**WHAT IS EXPECTED:** Your answer should consist of each line from the data below that contains "Drukuj".

**RECORDS TO USE:**

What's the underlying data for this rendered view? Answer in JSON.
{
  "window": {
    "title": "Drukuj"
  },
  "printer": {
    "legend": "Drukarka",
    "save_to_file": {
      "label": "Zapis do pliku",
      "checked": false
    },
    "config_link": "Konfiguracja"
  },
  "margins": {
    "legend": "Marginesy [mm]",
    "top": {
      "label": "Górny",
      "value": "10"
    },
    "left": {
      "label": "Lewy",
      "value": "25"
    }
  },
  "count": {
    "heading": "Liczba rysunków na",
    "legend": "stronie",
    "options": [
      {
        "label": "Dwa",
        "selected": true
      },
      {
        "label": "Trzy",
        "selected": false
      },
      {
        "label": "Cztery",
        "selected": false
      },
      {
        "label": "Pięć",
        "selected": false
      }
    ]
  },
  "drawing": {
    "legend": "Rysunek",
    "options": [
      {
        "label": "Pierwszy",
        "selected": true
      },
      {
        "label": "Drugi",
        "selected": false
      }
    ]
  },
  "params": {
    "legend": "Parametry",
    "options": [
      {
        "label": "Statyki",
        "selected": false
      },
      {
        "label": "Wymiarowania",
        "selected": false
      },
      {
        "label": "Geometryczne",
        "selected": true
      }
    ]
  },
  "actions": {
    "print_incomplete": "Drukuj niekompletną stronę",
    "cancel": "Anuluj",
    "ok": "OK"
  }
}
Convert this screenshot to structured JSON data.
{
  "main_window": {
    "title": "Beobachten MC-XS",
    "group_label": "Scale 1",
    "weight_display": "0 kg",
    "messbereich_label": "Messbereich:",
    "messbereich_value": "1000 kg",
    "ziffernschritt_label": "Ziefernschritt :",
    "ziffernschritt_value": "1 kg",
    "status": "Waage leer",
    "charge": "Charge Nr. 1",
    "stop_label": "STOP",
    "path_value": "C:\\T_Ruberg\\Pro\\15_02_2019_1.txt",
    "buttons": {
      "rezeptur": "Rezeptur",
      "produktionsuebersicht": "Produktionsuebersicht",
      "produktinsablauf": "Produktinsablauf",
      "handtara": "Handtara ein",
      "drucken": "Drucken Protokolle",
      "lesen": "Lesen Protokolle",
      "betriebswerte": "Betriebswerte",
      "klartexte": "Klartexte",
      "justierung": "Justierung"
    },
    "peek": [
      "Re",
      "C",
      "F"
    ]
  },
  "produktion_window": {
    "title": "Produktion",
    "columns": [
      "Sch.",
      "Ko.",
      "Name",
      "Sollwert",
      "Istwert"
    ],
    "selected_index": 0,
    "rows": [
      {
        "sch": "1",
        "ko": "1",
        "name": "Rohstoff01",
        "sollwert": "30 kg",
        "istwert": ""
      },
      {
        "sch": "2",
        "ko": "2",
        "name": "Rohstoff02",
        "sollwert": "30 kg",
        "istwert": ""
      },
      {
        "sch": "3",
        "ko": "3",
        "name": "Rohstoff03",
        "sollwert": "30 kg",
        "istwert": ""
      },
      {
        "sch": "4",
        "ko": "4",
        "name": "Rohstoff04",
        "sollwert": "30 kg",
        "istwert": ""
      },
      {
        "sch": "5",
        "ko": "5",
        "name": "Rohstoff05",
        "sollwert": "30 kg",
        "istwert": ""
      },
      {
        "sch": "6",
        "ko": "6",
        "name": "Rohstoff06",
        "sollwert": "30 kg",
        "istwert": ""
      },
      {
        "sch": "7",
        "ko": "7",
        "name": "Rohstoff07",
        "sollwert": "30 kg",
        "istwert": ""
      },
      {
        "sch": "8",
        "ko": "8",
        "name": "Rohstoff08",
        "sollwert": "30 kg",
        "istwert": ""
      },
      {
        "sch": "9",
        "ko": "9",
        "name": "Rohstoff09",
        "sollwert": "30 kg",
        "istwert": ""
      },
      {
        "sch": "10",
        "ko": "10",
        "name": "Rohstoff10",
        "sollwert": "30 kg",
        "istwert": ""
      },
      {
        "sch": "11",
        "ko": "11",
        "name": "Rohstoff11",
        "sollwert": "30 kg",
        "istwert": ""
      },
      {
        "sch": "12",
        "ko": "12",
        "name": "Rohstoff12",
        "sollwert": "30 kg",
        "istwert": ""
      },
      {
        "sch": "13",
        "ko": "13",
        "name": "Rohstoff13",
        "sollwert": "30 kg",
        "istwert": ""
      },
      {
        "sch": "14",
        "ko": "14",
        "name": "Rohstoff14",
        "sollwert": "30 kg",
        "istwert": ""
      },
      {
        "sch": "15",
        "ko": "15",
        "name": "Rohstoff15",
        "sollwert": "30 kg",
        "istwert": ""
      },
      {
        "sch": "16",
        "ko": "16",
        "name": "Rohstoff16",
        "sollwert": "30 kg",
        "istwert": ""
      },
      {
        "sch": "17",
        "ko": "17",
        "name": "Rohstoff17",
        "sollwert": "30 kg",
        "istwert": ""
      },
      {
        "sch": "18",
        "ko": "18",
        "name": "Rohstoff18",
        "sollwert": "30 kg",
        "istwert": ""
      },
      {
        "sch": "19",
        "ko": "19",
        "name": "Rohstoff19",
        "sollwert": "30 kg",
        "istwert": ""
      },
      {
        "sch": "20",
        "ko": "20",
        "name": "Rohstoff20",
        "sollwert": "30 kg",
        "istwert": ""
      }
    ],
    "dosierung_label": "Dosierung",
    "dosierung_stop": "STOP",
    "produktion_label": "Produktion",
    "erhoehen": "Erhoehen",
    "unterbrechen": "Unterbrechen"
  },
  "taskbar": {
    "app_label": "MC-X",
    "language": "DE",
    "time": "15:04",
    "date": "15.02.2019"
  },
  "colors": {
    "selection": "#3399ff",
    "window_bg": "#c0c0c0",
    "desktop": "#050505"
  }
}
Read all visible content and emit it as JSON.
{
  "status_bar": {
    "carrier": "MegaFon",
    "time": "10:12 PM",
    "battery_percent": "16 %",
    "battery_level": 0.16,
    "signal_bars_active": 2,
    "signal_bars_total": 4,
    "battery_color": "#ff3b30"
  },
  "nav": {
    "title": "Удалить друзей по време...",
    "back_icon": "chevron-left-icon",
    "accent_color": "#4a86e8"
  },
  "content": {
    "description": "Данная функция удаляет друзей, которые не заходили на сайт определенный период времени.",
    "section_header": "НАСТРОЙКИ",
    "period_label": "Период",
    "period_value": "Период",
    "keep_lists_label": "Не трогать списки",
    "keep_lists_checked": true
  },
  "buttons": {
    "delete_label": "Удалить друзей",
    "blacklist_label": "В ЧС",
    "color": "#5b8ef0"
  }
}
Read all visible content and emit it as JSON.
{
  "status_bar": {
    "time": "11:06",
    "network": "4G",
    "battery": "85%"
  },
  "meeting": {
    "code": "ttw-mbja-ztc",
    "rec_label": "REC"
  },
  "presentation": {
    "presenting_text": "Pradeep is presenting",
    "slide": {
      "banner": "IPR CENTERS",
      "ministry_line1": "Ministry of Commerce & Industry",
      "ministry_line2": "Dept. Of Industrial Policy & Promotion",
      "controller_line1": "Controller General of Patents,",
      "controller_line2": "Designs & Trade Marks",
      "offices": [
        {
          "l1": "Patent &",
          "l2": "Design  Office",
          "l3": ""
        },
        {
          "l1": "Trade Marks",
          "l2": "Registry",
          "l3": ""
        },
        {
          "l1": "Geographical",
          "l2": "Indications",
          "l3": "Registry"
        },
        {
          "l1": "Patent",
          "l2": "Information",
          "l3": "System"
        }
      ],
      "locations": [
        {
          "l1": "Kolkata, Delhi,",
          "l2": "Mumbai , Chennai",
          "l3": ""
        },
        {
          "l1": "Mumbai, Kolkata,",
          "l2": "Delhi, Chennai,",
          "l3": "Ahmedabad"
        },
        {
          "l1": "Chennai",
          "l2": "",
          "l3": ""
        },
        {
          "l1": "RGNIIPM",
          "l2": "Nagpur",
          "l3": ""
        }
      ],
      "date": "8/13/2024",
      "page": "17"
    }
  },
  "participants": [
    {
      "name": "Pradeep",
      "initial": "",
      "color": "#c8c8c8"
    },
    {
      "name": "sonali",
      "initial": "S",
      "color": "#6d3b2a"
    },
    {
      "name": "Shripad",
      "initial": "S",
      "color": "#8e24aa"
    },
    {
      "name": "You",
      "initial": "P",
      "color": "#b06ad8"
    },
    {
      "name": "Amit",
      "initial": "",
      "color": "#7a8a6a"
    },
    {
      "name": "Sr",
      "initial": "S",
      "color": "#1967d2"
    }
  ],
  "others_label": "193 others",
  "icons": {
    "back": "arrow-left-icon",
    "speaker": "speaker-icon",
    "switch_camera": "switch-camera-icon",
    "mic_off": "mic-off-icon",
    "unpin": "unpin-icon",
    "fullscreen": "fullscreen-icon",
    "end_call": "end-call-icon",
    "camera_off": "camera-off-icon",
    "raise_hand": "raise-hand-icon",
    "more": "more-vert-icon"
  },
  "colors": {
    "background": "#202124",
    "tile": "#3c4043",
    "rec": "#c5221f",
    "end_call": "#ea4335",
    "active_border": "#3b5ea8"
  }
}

**OUTPUT FOR THIS EXERCISE:**
    "title": "Drukuj"
    "print_incomplete": "Drukuj niekompletną stronę",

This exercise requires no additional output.